**Directions:**
Which lines in the records below contain the word "filogic"? Copy each one.

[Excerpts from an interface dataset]
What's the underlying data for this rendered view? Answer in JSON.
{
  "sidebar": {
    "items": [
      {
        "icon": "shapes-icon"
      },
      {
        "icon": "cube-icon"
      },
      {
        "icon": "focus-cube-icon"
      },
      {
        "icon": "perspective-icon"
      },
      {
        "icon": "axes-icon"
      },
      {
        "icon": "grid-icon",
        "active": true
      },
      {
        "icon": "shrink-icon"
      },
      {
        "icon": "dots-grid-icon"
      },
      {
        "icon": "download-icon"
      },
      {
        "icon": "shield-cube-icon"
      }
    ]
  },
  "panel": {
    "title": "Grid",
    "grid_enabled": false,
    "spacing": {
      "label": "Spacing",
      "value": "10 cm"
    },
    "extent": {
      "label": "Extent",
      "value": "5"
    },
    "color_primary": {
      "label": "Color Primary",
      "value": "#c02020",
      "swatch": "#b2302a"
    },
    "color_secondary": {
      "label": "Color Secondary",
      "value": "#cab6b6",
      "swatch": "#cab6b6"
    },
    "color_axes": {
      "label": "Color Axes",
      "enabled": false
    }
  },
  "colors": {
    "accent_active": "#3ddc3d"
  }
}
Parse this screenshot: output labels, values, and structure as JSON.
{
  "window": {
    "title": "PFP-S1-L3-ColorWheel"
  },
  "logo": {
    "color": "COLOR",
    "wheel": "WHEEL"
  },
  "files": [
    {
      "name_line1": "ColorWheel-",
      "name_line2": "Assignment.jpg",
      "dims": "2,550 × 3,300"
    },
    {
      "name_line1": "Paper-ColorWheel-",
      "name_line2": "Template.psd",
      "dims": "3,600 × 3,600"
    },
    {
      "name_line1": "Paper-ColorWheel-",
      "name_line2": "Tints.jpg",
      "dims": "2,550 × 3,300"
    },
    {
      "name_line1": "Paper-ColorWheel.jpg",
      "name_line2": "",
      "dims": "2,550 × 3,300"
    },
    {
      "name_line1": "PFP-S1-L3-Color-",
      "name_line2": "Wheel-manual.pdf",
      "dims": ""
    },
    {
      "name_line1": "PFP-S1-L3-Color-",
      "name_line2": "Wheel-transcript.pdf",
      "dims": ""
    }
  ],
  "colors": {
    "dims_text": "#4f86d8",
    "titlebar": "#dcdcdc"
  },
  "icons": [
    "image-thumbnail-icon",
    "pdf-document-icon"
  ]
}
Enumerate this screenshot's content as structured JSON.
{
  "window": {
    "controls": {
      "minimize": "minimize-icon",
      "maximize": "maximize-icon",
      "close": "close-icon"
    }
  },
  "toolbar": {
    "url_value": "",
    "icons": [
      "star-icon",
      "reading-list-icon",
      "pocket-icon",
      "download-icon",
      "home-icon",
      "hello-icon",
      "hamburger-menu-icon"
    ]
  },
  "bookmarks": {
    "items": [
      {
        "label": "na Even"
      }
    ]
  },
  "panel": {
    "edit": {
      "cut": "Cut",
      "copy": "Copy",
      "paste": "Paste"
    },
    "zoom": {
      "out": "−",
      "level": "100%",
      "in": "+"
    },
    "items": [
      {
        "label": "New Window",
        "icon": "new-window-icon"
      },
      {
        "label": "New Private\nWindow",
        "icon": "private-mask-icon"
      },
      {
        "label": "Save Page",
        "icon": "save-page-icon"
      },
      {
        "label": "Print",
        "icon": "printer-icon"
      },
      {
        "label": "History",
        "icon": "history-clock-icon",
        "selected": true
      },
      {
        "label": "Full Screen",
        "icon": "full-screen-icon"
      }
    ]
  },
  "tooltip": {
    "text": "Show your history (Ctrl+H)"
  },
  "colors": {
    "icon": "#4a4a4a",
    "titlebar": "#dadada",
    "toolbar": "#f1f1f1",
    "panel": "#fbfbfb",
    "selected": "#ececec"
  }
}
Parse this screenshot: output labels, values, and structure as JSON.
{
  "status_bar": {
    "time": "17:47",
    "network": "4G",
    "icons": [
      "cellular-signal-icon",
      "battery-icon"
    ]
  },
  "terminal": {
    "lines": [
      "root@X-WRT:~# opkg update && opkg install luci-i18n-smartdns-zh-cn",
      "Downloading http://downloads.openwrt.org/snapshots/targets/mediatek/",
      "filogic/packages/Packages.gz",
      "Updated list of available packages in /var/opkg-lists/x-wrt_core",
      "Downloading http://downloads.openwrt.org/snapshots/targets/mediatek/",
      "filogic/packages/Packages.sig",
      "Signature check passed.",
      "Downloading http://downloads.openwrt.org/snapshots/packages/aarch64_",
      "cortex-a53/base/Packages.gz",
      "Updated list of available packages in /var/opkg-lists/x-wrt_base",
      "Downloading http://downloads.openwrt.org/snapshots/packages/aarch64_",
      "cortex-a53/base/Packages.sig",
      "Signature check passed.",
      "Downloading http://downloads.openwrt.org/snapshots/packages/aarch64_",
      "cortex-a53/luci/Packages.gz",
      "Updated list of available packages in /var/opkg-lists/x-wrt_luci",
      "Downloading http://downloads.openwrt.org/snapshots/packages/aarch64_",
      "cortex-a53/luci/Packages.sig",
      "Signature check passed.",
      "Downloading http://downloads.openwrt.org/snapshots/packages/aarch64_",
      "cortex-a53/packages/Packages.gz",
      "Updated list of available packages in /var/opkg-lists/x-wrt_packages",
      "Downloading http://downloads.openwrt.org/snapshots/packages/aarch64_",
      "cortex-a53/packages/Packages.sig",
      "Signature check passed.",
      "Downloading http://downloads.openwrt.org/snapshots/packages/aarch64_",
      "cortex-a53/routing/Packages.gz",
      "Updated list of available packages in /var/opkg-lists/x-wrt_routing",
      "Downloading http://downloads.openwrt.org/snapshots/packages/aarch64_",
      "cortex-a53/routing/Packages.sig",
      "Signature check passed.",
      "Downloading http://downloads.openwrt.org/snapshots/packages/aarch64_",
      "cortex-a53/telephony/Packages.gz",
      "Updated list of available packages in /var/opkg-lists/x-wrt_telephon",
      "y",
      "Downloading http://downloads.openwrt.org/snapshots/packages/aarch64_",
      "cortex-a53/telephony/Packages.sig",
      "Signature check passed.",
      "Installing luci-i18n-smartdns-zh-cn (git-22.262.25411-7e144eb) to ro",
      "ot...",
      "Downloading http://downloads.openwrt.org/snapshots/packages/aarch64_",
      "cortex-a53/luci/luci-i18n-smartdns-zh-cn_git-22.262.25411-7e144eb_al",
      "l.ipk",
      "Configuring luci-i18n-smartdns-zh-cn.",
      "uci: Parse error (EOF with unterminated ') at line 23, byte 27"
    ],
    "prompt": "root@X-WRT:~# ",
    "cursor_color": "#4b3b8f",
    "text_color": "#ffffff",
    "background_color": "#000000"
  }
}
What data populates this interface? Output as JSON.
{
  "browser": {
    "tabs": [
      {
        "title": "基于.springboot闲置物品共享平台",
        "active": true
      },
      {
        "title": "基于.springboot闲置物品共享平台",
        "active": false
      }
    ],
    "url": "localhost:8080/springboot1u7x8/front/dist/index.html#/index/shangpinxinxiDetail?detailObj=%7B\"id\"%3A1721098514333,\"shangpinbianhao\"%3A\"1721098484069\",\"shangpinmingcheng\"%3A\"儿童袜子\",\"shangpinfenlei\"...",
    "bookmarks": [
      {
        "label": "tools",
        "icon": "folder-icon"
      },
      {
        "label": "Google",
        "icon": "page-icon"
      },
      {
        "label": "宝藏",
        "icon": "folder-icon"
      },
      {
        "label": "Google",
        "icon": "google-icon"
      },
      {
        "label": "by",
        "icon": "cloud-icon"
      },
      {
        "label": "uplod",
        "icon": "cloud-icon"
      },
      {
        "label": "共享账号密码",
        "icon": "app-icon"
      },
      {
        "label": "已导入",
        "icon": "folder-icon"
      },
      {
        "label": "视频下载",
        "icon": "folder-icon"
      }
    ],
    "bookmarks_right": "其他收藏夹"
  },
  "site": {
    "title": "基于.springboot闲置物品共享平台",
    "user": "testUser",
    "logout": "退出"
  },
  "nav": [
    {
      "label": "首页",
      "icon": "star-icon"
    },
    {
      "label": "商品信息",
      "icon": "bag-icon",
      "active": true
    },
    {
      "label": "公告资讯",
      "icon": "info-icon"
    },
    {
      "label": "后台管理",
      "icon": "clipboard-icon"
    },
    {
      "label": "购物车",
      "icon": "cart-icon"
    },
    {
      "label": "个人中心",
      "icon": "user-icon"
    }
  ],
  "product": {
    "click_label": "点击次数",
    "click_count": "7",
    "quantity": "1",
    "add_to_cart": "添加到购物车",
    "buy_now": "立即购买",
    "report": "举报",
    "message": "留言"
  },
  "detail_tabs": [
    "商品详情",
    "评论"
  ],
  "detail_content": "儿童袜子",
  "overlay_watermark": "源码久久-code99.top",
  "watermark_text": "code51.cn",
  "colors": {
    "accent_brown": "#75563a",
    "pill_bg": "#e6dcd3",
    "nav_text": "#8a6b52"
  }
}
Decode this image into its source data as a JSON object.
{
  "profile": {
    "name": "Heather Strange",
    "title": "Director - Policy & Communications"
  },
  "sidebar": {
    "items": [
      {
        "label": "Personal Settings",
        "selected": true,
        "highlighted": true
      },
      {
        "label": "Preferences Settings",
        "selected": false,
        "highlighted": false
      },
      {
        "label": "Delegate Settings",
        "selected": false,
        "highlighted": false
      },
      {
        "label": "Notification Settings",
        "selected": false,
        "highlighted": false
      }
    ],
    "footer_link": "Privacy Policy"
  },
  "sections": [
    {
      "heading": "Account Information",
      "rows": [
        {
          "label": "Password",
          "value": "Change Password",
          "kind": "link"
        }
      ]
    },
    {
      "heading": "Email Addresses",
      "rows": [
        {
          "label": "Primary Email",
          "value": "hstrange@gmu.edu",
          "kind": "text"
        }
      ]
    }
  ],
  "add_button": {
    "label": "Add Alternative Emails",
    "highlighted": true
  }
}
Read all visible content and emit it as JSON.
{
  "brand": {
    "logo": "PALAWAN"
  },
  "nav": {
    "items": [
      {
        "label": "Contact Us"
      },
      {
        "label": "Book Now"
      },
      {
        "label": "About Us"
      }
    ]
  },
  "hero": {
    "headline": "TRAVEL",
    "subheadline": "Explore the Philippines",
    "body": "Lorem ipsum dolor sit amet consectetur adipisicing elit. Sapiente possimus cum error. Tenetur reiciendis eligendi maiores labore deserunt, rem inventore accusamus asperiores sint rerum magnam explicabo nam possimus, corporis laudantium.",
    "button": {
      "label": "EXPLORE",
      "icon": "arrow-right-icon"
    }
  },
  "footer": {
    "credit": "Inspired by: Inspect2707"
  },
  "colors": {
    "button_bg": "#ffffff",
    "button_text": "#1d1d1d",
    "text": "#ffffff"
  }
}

**Answer for the task:**
      "filogic/packages/Packages.gz",
      "filogic/packages/Packages.sig",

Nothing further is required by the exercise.